Methylation and acetylation of 15-hydroxyanandamide modulate its interaction with the endocannabinoid system.Biochimie 2010; 92(4):378-87B
The biological activity of endocannabinoids like anandamide (AEA) and 2-arachidonoylglycerol (2-AG) is subjected in vivo to a "metabolic control", exerted mainly by catabolic enzymes. AEA is inactivated by fatty acid amide hydrolase (FAAH), that is inhibited competitively by hydroxyanandamides (HAEAs) generated from AEA by lipoxygenase activity. Among these derivatives, 15-HAEA has been shown to be an effective (K(i) approximately 0.6 muM) FAAH inhibitor, that blocks also type-1 cannabinoid receptor (CB1R) but not other components of the "endocannabinoid system (ECS)", like the AEA transporter (AMT) or CB2R. Here, we extended the study of the effect of 15-HAEA on the AEA synthetase (NAPE-PLD) and the AEA-binding vanilloid receptor (TRPV1), showing that 15-HAEA activates the former (up to approximately 140% of controls) and inhibits the latter protein (down to approximately 70%). We also show that 15-HAEA halves the synthesis of 2-AG and almost doubles the transport of this compound across the membrane. In addition, we synthesized methyl and acetyl derivatives of 15-HAEA (15-MeOAEA and 15-AcOAEA, respectively), in order to check their ability to modulate FAAH and the other ECS elements. In fact, methylation and acetylation are common biochemical reactions in the cellular environment.
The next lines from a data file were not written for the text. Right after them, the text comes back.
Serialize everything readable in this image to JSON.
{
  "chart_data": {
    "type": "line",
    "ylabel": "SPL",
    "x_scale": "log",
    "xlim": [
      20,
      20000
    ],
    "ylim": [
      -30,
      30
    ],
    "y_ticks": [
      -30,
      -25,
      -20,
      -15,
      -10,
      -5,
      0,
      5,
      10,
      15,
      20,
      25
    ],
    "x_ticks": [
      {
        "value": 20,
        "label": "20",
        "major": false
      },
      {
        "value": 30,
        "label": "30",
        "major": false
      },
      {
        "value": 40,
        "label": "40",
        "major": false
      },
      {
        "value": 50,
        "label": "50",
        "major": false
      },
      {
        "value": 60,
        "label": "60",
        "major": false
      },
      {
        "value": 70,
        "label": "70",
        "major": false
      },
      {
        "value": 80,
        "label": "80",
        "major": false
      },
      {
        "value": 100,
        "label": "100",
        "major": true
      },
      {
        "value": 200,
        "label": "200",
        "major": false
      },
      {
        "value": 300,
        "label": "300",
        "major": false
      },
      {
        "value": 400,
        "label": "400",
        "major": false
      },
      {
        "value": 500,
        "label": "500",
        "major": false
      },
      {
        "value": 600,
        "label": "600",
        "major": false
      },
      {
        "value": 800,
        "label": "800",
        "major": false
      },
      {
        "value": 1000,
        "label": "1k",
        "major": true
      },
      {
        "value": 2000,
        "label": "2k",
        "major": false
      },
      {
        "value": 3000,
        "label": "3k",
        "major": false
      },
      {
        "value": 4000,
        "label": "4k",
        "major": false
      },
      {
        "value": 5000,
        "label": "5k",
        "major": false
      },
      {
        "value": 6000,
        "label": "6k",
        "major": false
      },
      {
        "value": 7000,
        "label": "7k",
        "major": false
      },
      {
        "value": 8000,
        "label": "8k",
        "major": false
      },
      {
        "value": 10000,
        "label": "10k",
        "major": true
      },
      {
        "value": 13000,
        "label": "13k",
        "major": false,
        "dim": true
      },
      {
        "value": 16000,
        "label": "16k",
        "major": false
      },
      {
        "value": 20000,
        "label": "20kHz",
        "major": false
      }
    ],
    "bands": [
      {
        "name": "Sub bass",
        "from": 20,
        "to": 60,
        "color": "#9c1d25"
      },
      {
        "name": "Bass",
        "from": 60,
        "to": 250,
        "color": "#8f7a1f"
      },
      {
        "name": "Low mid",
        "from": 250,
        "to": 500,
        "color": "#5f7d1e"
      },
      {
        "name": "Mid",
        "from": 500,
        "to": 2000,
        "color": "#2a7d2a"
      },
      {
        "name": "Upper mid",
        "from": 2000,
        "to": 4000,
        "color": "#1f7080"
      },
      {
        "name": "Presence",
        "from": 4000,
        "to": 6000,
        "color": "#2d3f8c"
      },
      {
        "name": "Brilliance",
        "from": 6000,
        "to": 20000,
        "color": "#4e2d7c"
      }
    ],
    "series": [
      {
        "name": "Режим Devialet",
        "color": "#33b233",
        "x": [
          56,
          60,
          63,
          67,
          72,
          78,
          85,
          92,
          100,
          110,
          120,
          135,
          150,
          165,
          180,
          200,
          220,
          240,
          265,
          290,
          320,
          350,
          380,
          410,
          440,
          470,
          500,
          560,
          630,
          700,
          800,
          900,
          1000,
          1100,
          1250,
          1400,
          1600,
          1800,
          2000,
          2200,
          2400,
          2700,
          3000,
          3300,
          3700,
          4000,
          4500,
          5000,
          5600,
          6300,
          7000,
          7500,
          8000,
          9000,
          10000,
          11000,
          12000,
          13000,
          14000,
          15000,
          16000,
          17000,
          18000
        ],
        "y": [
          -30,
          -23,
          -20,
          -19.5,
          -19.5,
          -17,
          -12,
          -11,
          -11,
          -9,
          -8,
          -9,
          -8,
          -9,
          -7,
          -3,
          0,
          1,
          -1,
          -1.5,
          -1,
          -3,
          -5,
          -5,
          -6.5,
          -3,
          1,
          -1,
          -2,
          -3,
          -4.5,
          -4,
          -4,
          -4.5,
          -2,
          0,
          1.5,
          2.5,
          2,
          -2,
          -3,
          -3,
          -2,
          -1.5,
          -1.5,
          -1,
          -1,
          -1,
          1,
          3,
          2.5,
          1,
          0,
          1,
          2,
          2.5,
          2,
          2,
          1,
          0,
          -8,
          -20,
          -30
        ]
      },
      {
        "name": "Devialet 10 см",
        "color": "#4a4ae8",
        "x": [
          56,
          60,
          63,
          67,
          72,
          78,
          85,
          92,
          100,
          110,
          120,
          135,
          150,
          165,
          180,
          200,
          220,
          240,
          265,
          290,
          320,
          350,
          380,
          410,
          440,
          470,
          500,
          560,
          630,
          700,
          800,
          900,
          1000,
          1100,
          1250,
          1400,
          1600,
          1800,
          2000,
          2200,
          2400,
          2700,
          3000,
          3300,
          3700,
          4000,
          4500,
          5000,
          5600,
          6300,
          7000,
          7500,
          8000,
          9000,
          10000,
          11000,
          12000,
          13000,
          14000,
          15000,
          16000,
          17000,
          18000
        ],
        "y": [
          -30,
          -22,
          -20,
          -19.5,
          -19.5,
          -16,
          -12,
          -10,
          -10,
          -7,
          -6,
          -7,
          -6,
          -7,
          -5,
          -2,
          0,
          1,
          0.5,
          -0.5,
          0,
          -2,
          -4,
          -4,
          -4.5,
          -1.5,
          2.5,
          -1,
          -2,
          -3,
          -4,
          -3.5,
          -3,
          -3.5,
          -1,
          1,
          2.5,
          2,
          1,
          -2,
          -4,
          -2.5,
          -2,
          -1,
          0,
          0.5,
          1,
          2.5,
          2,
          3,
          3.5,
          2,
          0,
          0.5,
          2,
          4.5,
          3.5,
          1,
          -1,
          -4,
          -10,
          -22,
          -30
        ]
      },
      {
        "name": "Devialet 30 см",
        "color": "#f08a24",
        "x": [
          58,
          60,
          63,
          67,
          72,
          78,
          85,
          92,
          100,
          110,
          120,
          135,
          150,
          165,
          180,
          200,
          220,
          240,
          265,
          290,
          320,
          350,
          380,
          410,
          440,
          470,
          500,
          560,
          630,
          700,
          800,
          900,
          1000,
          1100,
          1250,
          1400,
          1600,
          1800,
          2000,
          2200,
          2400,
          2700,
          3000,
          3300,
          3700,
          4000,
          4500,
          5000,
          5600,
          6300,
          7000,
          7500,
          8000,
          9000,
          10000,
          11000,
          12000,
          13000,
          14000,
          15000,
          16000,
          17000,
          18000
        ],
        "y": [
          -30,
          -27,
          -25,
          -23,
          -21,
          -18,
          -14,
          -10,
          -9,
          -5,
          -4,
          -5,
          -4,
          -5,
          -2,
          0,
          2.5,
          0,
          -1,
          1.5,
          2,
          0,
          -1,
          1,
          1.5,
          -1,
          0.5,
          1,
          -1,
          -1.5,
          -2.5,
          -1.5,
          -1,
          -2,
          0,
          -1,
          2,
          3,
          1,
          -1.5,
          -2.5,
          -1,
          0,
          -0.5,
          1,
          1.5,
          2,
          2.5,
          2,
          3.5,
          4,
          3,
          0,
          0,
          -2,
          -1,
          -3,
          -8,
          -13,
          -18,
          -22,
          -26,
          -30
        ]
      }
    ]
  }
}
We show that 15-MeOAEA, unlike 15-AcOAEA, is still a powerful competitive inhibitor of FAAH (K(i) approximately 0.7 muM), and that both derivatives have negligible interactions with the other proteins of ECS. Therefore, 15-MeOAEA is a FAAH inhibitor more selective than 15-HAEA. Further molecular dynamics analysis gave clues to the molecular requirements for the interaction of 15-HAEA and 15-MeOAEA with FAAH.